You are standing in the nave of a seventeenth century Church, its intricately carved stone surfaces dimly illuminated by candles. Your right foot is forward, knee slightly bent, and you can feel the gentle curve of the worn flagstone beneath the toes of the hand-stitched leather slipper you're wearing. Your right arm is raised, and your hand extended as if you are pointing a gun diagonally across your chest, muzzle wavering towards the roof of the west wing: with your left hand, you support your right, just as if you're holding a heavy pistol. Heavy pistol about sums it up — the longsword may be made of steel and over a metre long, but it weighs no more than a Colt Python, and it's balanced so that it feels like an extension of your fingertips.
You are facing a man who is about to try to kill you. He's wearing a black kevlar-reinforced motorcycle jacket with lead weights velcro'd to it, plus jeans, DMs, and a protective helmet with a cluster of camera lenses studding its blank-faced shell. Like you, he's holding a longsword of fifteenth century design, its steel crossguards shielding his hands: which are, in turn, raised, like a baseball striker poised ready for the ball.
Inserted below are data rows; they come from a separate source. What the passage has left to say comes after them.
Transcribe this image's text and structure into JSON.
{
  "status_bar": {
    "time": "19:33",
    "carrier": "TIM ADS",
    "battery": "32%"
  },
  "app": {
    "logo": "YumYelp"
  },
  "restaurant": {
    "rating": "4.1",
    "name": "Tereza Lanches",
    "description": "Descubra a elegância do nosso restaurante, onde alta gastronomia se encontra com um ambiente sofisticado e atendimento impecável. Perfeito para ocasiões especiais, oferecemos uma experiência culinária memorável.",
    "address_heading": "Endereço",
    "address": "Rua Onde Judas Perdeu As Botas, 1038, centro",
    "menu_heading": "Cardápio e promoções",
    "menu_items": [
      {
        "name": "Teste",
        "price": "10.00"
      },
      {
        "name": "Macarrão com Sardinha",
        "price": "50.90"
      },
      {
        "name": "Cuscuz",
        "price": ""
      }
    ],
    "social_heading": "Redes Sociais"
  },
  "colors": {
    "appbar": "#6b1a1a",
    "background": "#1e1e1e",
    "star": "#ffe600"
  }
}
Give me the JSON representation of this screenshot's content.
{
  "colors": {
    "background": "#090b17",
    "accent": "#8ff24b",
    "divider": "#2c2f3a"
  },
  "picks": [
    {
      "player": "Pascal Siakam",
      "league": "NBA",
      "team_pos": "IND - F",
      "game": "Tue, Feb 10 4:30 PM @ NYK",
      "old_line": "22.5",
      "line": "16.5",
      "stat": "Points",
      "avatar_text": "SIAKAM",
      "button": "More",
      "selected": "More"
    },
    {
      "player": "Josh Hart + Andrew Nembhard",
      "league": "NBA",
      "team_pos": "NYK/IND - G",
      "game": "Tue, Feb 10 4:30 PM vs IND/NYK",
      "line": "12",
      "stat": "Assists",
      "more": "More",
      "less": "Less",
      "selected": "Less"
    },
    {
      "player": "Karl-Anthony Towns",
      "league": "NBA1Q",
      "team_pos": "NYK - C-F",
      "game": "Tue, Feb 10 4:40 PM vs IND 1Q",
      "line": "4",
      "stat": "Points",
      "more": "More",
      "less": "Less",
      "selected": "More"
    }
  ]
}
But you don't see the biker jacket or DMs because like your opponent you're also wearing a full facial shield with head-up display, and it's editing him into a full suit of Milanese plate, the mediaeval equivalent of a main battle tank.
"Let's try that again," you offer.